Look for the word "content". Copy every line of the listing where it occurs.

━━━

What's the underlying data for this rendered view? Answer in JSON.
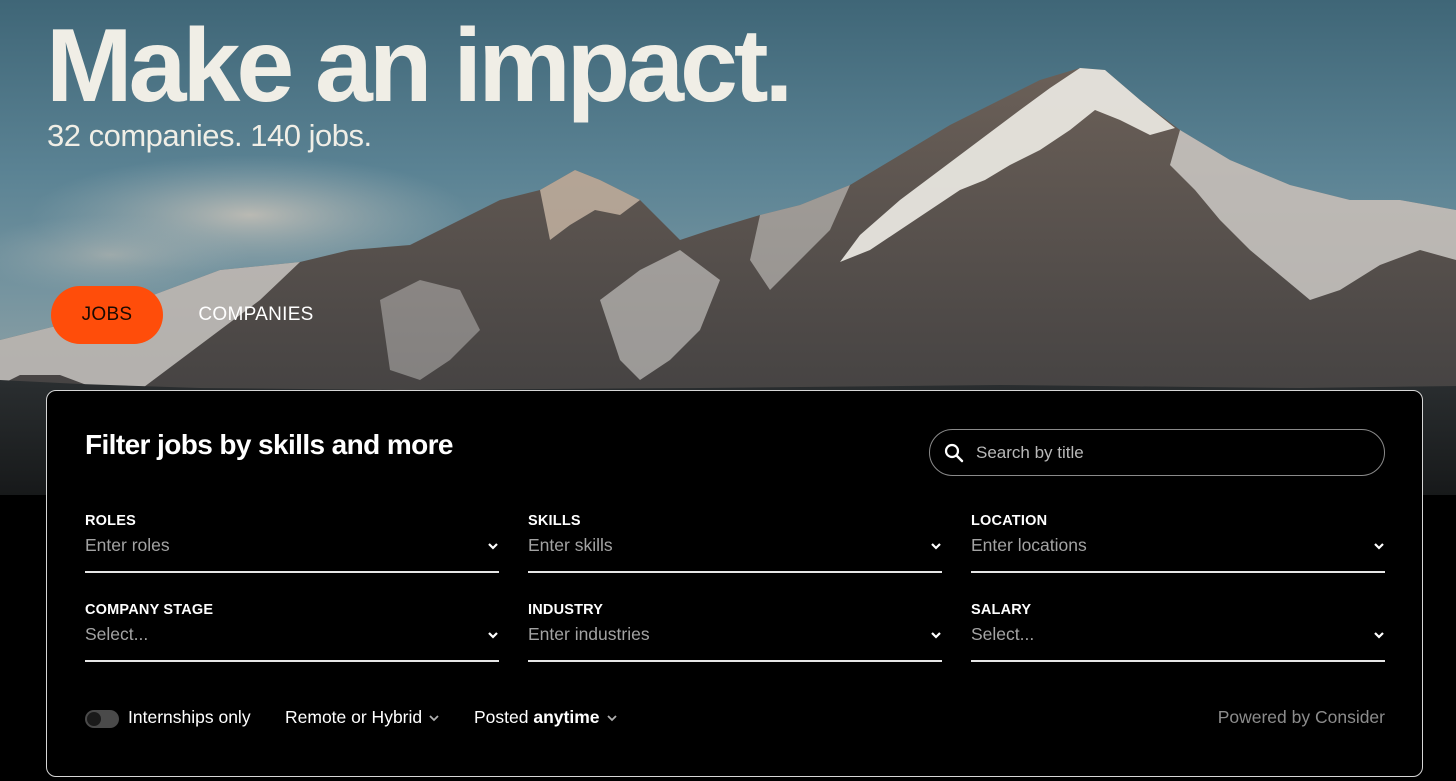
{
  "hero": {
    "title": "Make an impact.",
    "subtitle": "32 companies. 140 jobs."
  },
  "tabs": [
    {
      "label": "JOBS",
      "active": true
    },
    {
      "label": "COMPANIES",
      "active": false
    }
  ],
  "filters": {
    "heading": "Filter jobs by skills and more",
    "search": {
      "placeholder": "Search by title",
      "icon": "search-icon"
    },
    "fields": [
      {
        "label": "ROLES",
        "placeholder": "Enter roles"
      },
      {
        "label": "SKILLS",
        "placeholder": "Enter skills"
      },
      {
        "label": "LOCATION",
        "placeholder": "Enter locations"
      },
      {
        "label": "COMPANY STAGE",
        "placeholder": "Select..."
      },
      {
        "label": "INDUSTRY",
        "placeholder": "Enter industries"
      },
      {
        "label": "SALARY",
        "placeholder": "Select..."
      }
    ],
    "internships": {
      "label": "Internships only",
      "enabled": false
    },
    "work_type": {
      "label": "Remote or Hybrid"
    },
    "posted": {
      "prefix": "Posted",
      "value": "anytime"
    },
    "powered_by": "Powered by Consider"
  },
  "colors": {
    "accent": "#ff4d0a",
    "panel_bg": "#000000",
    "panel_border": "#d6d6d6",
    "hero_text": "#f0eee6"
  }
}
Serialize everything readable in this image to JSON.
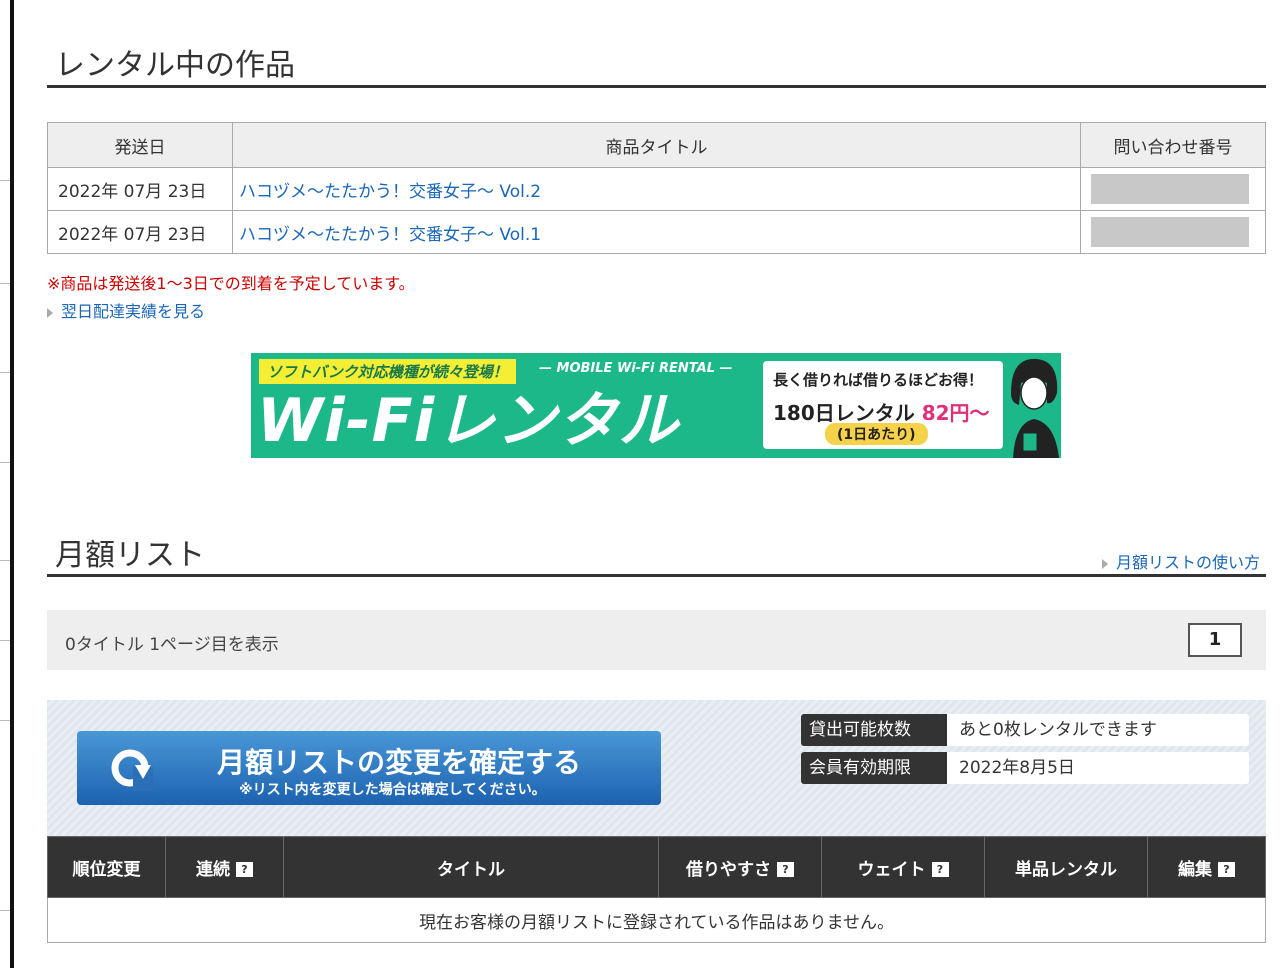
{
  "rental_section": {
    "title": "レンタル中の作品",
    "headers": [
      "発送日",
      "商品タイトル",
      "問い合わせ番号"
    ],
    "rows": [
      {
        "date": "2022年 07月 23日",
        "title": "ハコヅメ〜たたかう！交番女子〜 Vol.2"
      },
      {
        "date": "2022年 07月 23日",
        "title": "ハコヅメ〜たたかう！交番女子〜 Vol.1"
      }
    ],
    "note": "※商品は発送後1〜3日での到着を予定しています。",
    "next_day_link": "翌日配達実績を見る"
  },
  "banner": {
    "tag": "ソフトバンク対応機種が続々登場！",
    "sub": "— MOBILE Wi-Fi RENTAL —",
    "big": "Wi-Fiレンタル",
    "line1": "長く借りれば借りるほどお得！",
    "line2a": "180日レンタル",
    "line2b": "82円〜",
    "line3": "(1日あたり)"
  },
  "monthly_section": {
    "title": "月額リスト",
    "howto_link": "月額リストの使い方",
    "pager_info": "0タイトル 1ページ目を表示",
    "page_number": "1",
    "confirm_title": "月額リストの変更を確定する",
    "confirm_sub": "※リスト内を変更した場合は確定してください。",
    "info": [
      {
        "key": "貸出可能枚数",
        "value": "あと0枚レンタルできます"
      },
      {
        "key": "会員有効期限",
        "value": "2022年8月5日"
      }
    ],
    "headers": [
      "順位変更",
      "連続",
      "タイトル",
      "借りやすさ",
      "ウェイト",
      "単品レンタル",
      "編集"
    ],
    "empty_message": "現在お客様の月額リストに登録されている作品はありません。",
    "help_glyph": "?"
  }
}
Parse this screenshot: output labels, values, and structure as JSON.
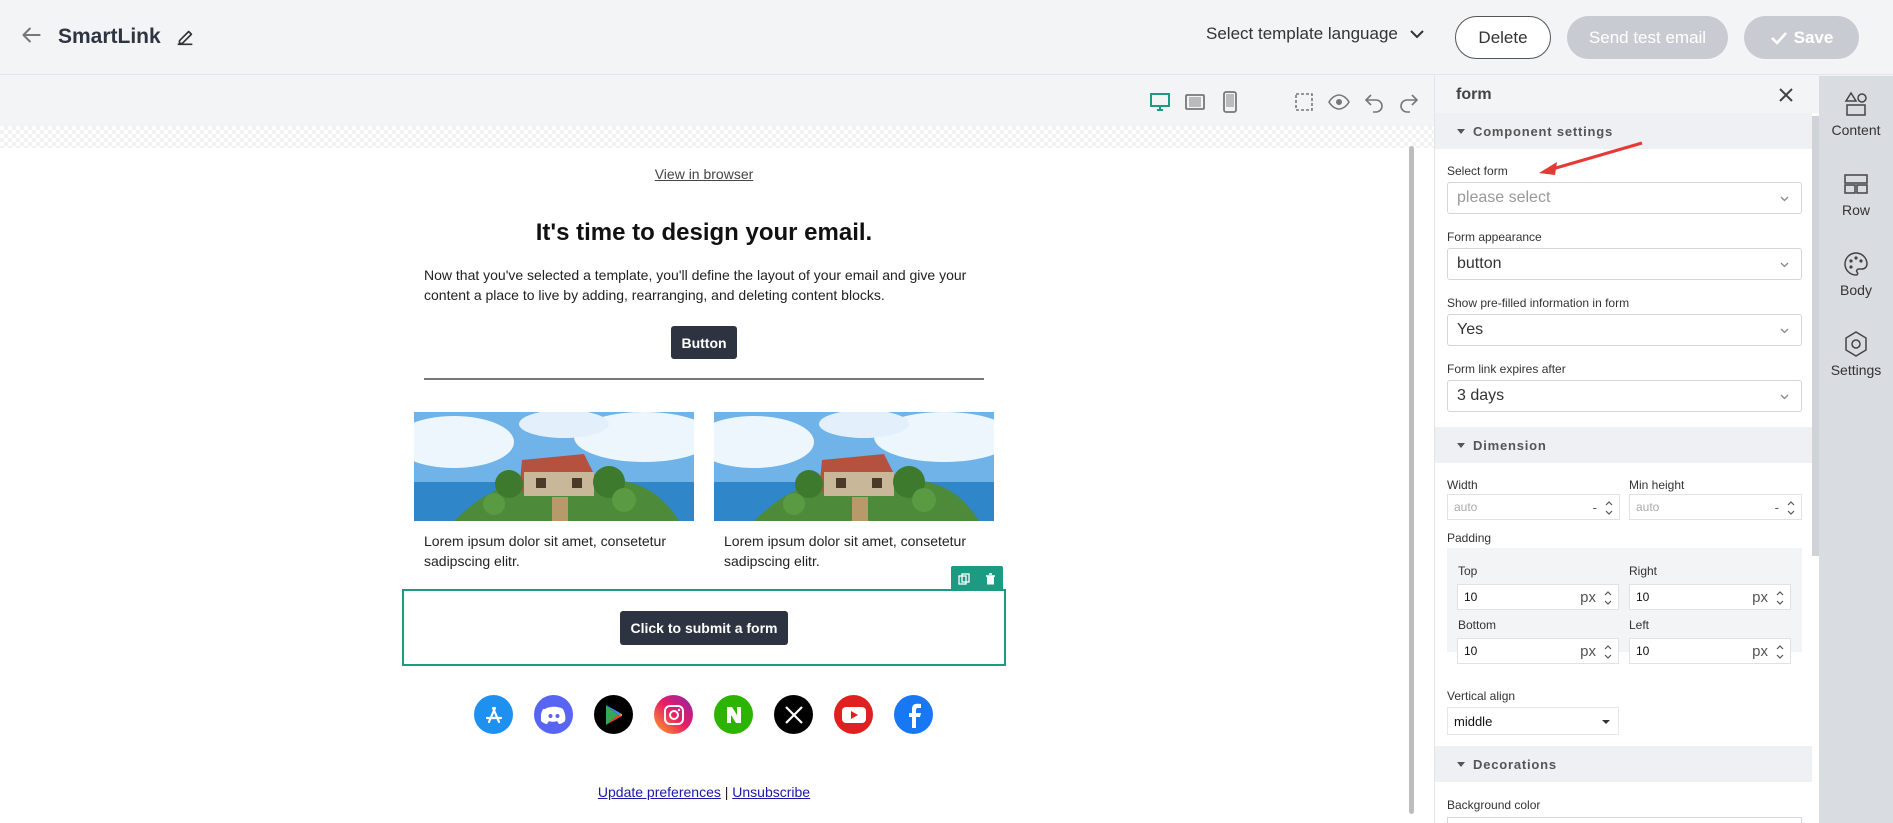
{
  "header": {
    "title": "SmartLink",
    "language_select": "Select template language",
    "delete_label": "Delete",
    "send_test_label": "Send test email",
    "save_label": "Save"
  },
  "email": {
    "view_in_browser": "View in browser",
    "heading": "It's time to design your email.",
    "body": "Now that you've selected a template, you'll define the layout of your email and give your content a place to live by adding, rearranging, and deleting content blocks.",
    "button_label": "Button",
    "image_captions": [
      "Lorem ipsum dolor sit amet, consetetur sadipscing elitr.",
      "Lorem ipsum dolor sit amet, consetetur sadipscing elitr."
    ],
    "form_button_label": "Click to submit a form",
    "social_icons": [
      "app-store-icon",
      "discord-icon",
      "google-play-icon",
      "instagram-icon",
      "naver-icon",
      "x-icon",
      "youtube-icon",
      "facebook-icon"
    ],
    "footer": {
      "update_preferences": "Update preferences",
      "separator": "|",
      "unsubscribe": "Unsubscribe"
    }
  },
  "panel": {
    "title": "form",
    "component_settings": {
      "heading": "Component settings",
      "select_form_label": "Select form",
      "select_form_placeholder": "please select",
      "form_appearance_label": "Form appearance",
      "form_appearance_value": "button",
      "prefilled_label": "Show pre-filled information in form",
      "prefilled_value": "Yes",
      "expires_label": "Form link expires after",
      "expires_value": "3 days"
    },
    "dimension": {
      "heading": "Dimension",
      "width_label": "Width",
      "width_value": "auto",
      "min_height_label": "Min height",
      "min_height_value": "auto",
      "dash": "-",
      "padding_label": "Padding",
      "top_label": "Top",
      "top_value": "10",
      "right_label": "Right",
      "right_value": "10",
      "bottom_label": "Bottom",
      "bottom_value": "10",
      "left_label": "Left",
      "left_value": "10",
      "unit": "px",
      "vertical_align_label": "Vertical align",
      "vertical_align_value": "middle"
    },
    "decorations": {
      "heading": "Decorations",
      "background_color_label": "Background color"
    }
  },
  "rail": {
    "content": "Content",
    "row": "Row",
    "body": "Body",
    "settings": "Settings"
  },
  "colors": {
    "accent": "#1a9b82",
    "dark_button": "#2d3340",
    "annotation_arrow": "#e53935"
  }
}
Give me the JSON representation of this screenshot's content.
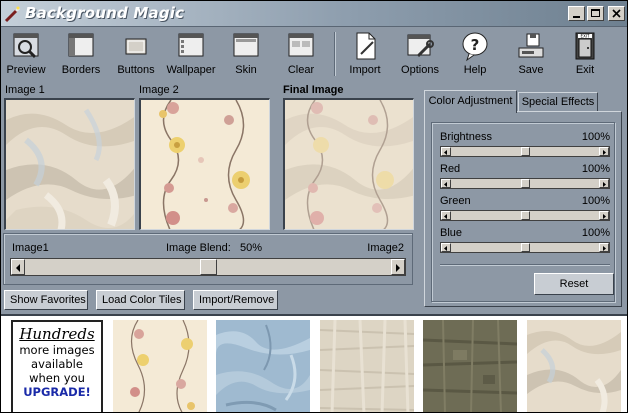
{
  "window": {
    "title": "Background Magic"
  },
  "toolbar": {
    "items": [
      {
        "label": "Preview",
        "icon": "preview-icon"
      },
      {
        "label": "Borders",
        "icon": "borders-icon"
      },
      {
        "label": "Buttons",
        "icon": "buttons-icon"
      },
      {
        "label": "Wallpaper",
        "icon": "wallpaper-icon"
      },
      {
        "label": "Skin",
        "icon": "skin-icon"
      },
      {
        "label": "Clear",
        "icon": "clear-icon"
      },
      {
        "label": "Import",
        "icon": "import-icon"
      },
      {
        "label": "Options",
        "icon": "options-icon"
      },
      {
        "label": "Help",
        "icon": "help-icon"
      },
      {
        "label": "Save",
        "icon": "save-icon"
      },
      {
        "label": "Exit",
        "icon": "exit-icon"
      }
    ]
  },
  "images": {
    "image1_label": "Image 1",
    "image2_label": "Image 2",
    "final_label": "Final Image"
  },
  "blend": {
    "left_label": "Image1",
    "mid_label": "Image Blend:",
    "value_text": "50%",
    "right_label": "Image2",
    "value": 50
  },
  "buttons": {
    "show_favorites": "Show Favorites",
    "load_color_tiles": "Load Color Tiles",
    "import_remove": "Import/Remove"
  },
  "tabs": {
    "color_adjustment": "Color Adjustment",
    "special_effects": "Special Effects"
  },
  "adjust": {
    "sliders": [
      {
        "name": "Brightness",
        "value_text": "100%",
        "value": 100
      },
      {
        "name": "Red",
        "value_text": "100%",
        "value": 100
      },
      {
        "name": "Green",
        "value_text": "100%",
        "value": 100
      },
      {
        "name": "Blue",
        "value_text": "100%",
        "value": 100
      }
    ],
    "reset_label": "Reset"
  },
  "upgrade": {
    "line1": "Hundreds",
    "line2": "more images",
    "line3": "available",
    "line4": "when you",
    "line5": "UPGRADE!"
  },
  "colors": {
    "chrome": "#8d98a5",
    "title_gradient_start": "#c4cfd9",
    "upgrade_blue": "#1a2aa8"
  }
}
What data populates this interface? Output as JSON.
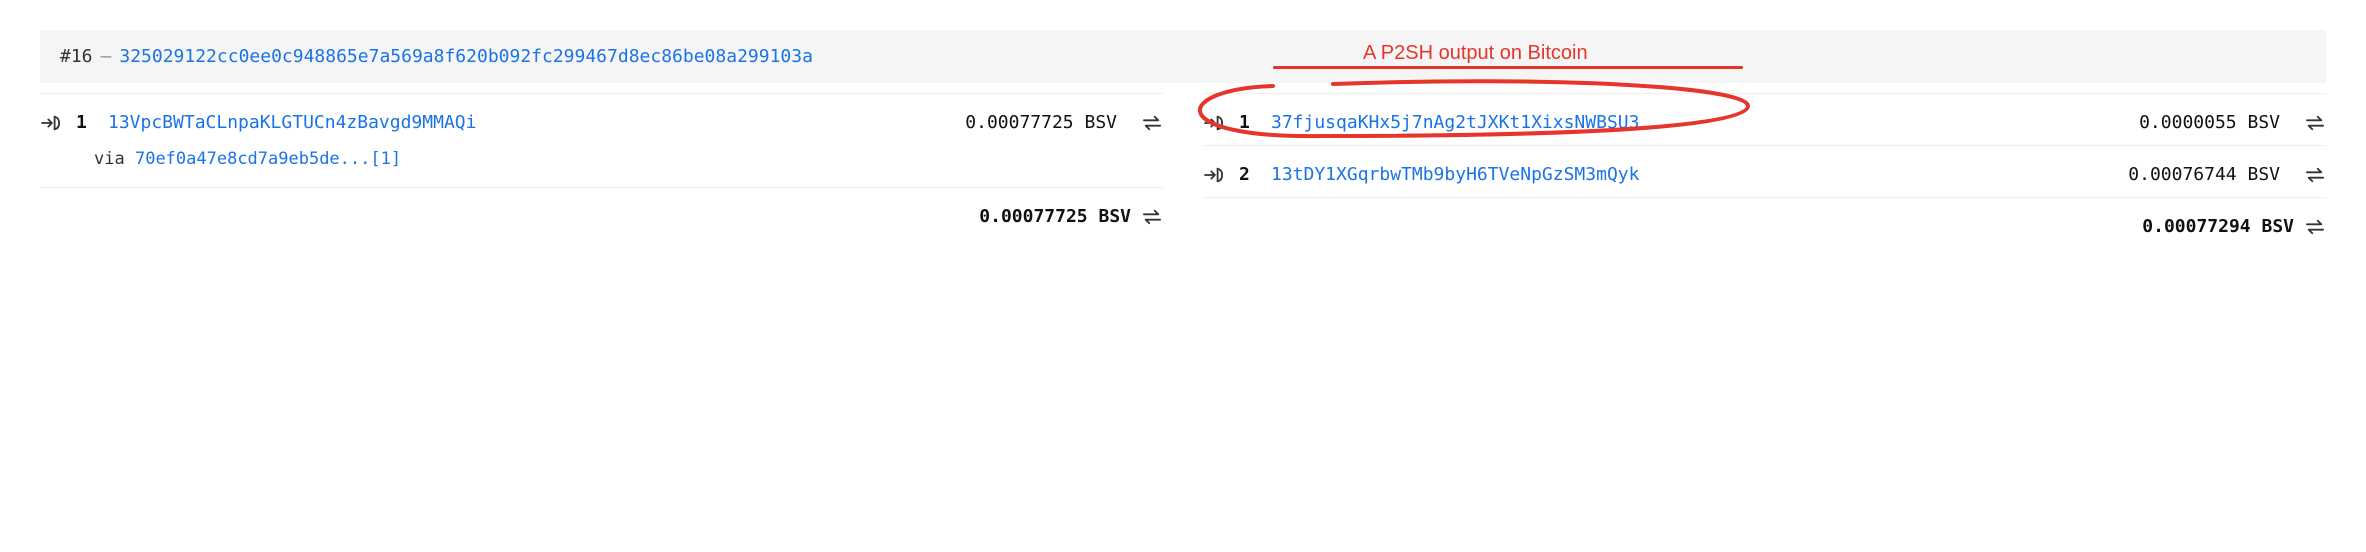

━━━

● Exercise solution:
    "body": "Now that you've selected a template, you'll define the layout of your email and give your content a place to live by adding, rearranging, and deleting content blocks.",
    "content": "Content",
Give me the JSON representation of this screenshot's content.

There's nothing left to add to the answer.